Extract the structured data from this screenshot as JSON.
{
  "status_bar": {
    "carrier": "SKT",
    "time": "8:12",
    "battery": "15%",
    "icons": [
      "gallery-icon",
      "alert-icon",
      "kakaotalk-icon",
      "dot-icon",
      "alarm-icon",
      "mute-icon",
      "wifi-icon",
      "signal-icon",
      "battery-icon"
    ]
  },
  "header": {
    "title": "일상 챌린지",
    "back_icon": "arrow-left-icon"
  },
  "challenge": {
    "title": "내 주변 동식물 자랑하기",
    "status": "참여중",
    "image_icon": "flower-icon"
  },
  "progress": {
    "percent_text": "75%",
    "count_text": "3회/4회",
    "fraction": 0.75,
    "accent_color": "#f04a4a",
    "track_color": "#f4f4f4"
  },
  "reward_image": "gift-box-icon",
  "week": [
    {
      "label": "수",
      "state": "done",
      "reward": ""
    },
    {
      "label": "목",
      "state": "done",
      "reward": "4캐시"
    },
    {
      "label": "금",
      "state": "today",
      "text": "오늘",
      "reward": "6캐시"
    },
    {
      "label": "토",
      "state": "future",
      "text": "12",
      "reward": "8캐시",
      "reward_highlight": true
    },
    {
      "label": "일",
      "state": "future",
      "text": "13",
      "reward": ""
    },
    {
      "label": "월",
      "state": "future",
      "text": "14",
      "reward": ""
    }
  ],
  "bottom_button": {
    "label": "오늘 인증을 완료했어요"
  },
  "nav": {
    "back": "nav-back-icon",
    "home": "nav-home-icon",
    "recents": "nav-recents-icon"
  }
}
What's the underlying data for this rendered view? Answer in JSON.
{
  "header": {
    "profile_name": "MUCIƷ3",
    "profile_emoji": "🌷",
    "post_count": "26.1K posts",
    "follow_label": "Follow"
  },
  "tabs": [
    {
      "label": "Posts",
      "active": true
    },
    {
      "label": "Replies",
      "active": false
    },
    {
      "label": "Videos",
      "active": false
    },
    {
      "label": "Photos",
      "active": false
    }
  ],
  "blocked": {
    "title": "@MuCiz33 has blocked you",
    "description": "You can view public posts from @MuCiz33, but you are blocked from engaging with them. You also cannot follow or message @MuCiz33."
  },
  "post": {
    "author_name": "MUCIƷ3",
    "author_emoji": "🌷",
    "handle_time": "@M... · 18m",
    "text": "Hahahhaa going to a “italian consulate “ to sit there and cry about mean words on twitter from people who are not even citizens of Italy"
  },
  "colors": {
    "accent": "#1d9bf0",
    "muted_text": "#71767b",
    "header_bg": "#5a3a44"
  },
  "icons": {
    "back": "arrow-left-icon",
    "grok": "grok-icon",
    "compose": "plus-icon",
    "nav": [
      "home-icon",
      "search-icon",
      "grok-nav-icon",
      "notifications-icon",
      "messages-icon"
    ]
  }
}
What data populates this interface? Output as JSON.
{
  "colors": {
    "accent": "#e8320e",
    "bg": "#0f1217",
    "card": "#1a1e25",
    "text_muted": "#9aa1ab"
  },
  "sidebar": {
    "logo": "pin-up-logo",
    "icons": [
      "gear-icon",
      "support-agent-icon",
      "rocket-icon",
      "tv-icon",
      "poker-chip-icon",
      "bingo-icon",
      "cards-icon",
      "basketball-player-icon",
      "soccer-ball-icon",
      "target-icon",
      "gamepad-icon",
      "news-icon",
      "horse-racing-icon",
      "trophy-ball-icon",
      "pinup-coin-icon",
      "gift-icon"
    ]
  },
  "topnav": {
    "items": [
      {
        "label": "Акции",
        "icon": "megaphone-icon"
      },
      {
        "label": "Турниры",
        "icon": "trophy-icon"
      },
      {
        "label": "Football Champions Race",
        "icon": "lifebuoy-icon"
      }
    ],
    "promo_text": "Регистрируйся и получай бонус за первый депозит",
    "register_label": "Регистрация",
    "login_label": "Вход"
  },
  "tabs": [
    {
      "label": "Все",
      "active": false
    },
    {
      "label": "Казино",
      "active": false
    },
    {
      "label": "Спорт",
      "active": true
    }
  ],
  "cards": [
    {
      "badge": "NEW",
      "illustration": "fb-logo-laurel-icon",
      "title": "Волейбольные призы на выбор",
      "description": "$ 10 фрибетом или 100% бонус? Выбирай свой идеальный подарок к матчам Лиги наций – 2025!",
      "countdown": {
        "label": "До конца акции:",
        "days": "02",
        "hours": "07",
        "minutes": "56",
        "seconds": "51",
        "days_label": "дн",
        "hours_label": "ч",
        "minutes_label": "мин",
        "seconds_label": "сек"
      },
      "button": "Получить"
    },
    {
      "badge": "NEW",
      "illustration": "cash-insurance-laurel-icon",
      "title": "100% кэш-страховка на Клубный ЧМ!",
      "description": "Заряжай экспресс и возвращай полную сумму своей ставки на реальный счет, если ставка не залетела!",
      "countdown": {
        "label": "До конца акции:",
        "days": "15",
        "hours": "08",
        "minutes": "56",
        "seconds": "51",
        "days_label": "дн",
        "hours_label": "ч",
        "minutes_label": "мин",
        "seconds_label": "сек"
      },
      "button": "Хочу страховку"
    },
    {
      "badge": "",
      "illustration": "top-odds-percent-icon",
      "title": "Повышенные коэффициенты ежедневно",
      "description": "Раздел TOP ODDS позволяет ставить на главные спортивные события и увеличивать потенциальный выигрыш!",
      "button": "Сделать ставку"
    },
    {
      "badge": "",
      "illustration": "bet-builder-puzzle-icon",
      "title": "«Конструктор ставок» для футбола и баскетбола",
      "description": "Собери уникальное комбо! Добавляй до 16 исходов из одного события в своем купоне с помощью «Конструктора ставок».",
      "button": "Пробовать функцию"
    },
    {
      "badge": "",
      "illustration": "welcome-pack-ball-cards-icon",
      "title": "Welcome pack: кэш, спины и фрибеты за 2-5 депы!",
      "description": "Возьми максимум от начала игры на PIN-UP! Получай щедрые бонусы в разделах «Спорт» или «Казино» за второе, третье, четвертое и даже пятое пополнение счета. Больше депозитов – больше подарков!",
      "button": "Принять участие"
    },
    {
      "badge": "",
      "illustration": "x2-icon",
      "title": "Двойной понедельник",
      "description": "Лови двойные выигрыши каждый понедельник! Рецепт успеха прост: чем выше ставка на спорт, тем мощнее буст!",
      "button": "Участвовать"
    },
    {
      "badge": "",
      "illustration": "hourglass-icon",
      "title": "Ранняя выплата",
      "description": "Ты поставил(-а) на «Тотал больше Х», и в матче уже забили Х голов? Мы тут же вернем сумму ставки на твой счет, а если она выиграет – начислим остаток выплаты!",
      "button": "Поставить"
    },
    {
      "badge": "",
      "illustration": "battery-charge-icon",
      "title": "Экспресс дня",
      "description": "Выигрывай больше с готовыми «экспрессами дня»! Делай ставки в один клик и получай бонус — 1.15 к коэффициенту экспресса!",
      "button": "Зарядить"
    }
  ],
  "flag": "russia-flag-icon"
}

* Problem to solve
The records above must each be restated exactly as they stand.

* Output for this task
Extract the structured data from this screenshot as JSON.
{
  "status_bar": {
    "carrier": "SKT",
    "time": "8:12",
    "battery": "15%",
    "icons": [
      "gallery-icon",
      "alert-icon",
      "kakaotalk-icon",
      "dot-icon",
      "alarm-icon",
      "mute-icon",
      "wifi-icon",
      "signal-icon",
      "battery-icon"
    ]
  },
  "header": {
    "title": "일상 챌린지",
    "back_icon": "arrow-left-icon"
  },
  "challenge": {
    "title": "내 주변 동식물 자랑하기",
    "status": "참여중",
    "image_icon": "flower-icon"
  },
  "progress": {
    "percent_text": "75%",
    "count_text": "3회/4회",
    "fraction": 0.75,
    "accent_color": "#f04a4a",
    "track_color": "#f4f4f4"
  },
  "reward_image": "gift-box-icon",
  "week": [
    {
      "label": "수",
      "state": "done",
      "reward": ""
    },
    {
      "label": "목",
      "state": "done",
      "reward": "4캐시"
    },
    {
      "label": "금",
      "state": "today",
      "text": "오늘",
      "reward": "6캐시"
    },
    {
      "label": "토",
      "state": "future",
      "text": "12",
      "reward": "8캐시",
      "reward_highlight": true
    },
    {
      "label": "일",
      "state": "future",
      "text": "13",
      "reward": ""
    },
    {
      "label": "월",
      "state": "future",
      "text": "14",
      "reward": ""
    }
  ],
  "bottom_button": {
    "label": "오늘 인증을 완료했어요"
  },
  "nav": {
    "back": "nav-back-icon",
    "home": "nav-home-icon",
    "recents": "nav-recents-icon"
  }
}
What's the underlying data for this rendered view? Answer in JSON.
{
  "header": {
    "profile_name": "MUCIƷ3",
    "profile_emoji": "🌷",
    "post_count": "26.1K posts",
    "follow_label": "Follow"
  },
  "tabs": [
    {
      "label": "Posts",
      "active": true
    },
    {
      "label": "Replies",
      "active": false
    },
    {
      "label": "Videos",
      "active": false
    },
    {
      "label": "Photos",
      "active": false
    }
  ],
  "blocked": {
    "title": "@MuCiz33 has blocked you",
    "description": "You can view public posts from @MuCiz33, but you are blocked from engaging with them. You also cannot follow or message @MuCiz33."
  },
  "post": {
    "author_name": "MUCIƷ3",
    "author_emoji": "🌷",
    "handle_time": "@M... · 18m",
    "text": "Hahahhaa going to a “italian consulate “ to sit there and cry about mean words on twitter from people who are not even citizens of Italy"
  },
  "colors": {
    "accent": "#1d9bf0",
    "muted_text": "#71767b",
    "header_bg": "#5a3a44"
  },
  "icons": {
    "back": "arrow-left-icon",
    "grok": "grok-icon",
    "compose": "plus-icon",
    "nav": [
      "home-icon",
      "search-icon",
      "grok-nav-icon",
      "notifications-icon",
      "messages-icon"
    ]
  }
}
What data populates this interface? Output as JSON.
{
  "colors": {
    "accent": "#e8320e",
    "bg": "#0f1217",
    "card": "#1a1e25",
    "text_muted": "#9aa1ab"
  },
  "sidebar": {
    "logo": "pin-up-logo",
    "icons": [
      "gear-icon",
      "support-agent-icon",
      "rocket-icon",
      "tv-icon",
      "poker-chip-icon",
      "bingo-icon",
      "cards-icon",
      "basketball-player-icon",
      "soccer-ball-icon",
      "target-icon",
      "gamepad-icon",
      "news-icon",
      "horse-racing-icon",
      "trophy-ball-icon",
      "pinup-coin-icon",
      "gift-icon"
    ]
  },
  "topnav": {
    "items": [
      {
        "label": "Акции",
        "icon": "megaphone-icon"
      },
      {
        "label": "Турниры",
        "icon": "trophy-icon"
      },
      {
        "label": "Football Champions Race",
        "icon": "lifebuoy-icon"
      }
    ],
    "promo_text": "Регистрируйся и получай бонус за первый депозит",
    "register_label": "Регистрация",
    "login_label": "Вход"
  },
  "tabs": [
    {
      "label": "Все",
      "active": false
    },
    {
      "label": "Казино",
      "active": false
    },
    {
      "label": "Спорт",
      "active": true
    }
  ],
  "cards": [
    {
      "badge": "NEW",
      "illustration": "fb-logo-laurel-icon",
      "title": "Волейбольные призы на выбор",
      "description": "$ 10 фрибетом или 100% бонус? Выбирай свой идеальный подарок к матчам Лиги наций – 2025!",
      "countdown": {
        "label": "До конца акции:",
        "days": "02",
        "hours": "07",
        "minutes": "56",
        "seconds": "51",
        "days_label": "дн",
        "hours_label": "ч",
        "minutes_label": "мин",
        "seconds_label": "сек"
      },
      "button": "Получить"
    },
    {
      "badge": "NEW",
      "illustration": "cash-insurance-laurel-icon",
      "title": "100% кэш-страховка на Клубный ЧМ!",
      "description": "Заряжай экспресс и возвращай полную сумму своей ставки на реальный счет, если ставка не залетела!",
      "countdown": {
        "label": "До конца акции:",
        "days": "15",
        "hours": "08",
        "minutes": "56",
        "seconds": "51",
        "days_label": "дн",
        "hours_label": "ч",
        "minutes_label": "мин",
        "seconds_label": "сек"
      },
      "button": "Хочу страховку"
    },
    {
      "badge": "",
      "illustration": "top-odds-percent-icon",
      "title": "Повышенные коэффициенты ежедневно",
      "description": "Раздел TOP ODDS позволяет ставить на главные спортивные события и увеличивать потенциальный выигрыш!",
      "button": "Сделать ставку"
    },
    {
      "badge": "",
      "illustration": "bet-builder-puzzle-icon",
      "title": "«Конструктор ставок» для футбола и баскетбола",
      "description": "Собери уникальное комбо! Добавляй до 16 исходов из одного события в своем купоне с помощью «Конструктора ставок».",
      "button": "Пробовать функцию"
    },
    {
      "badge": "",
      "illustration": "welcome-pack-ball-cards-icon",
      "title": "Welcome pack: кэш, спины и фрибеты за 2-5 депы!",
      "description": "Возьми максимум от начала игры на PIN-UP! Получай щедрые бонусы в разделах «Спорт» или «Казино» за второе, третье, четвертое и даже пятое пополнение счета. Больше депозитов – больше подарков!",
      "button": "Принять участие"
    },
    {
      "badge": "",
      "illustration": "x2-icon",
      "title": "Двойной понедельник",
      "description": "Лови двойные выигрыши каждый понедельник! Рецепт успеха прост: чем выше ставка на спорт, тем мощнее буст!",
      "button": "Участвовать"
    },
    {
      "badge": "",
      "illustration": "hourglass-icon",
      "title": "Ранняя выплата",
      "description": "Ты поставил(-а) на «Тотал больше Х», и в матче уже забили Х голов? Мы тут же вернем сумму ставки на твой счет, а если она выиграет – начислим остаток выплаты!",
      "button": "Поставить"
    },
    {
      "badge": "",
      "illustration": "battery-charge-icon",
      "title": "Экспресс дня",
      "description": "Выигрывай больше с готовыми «экспрессами дня»! Делай ставки в один клик и получай бонус — 1.15 к коэффициенту экспресса!",
      "button": "Зарядить"
    }
  ],
  "flag": "russia-flag-icon"
}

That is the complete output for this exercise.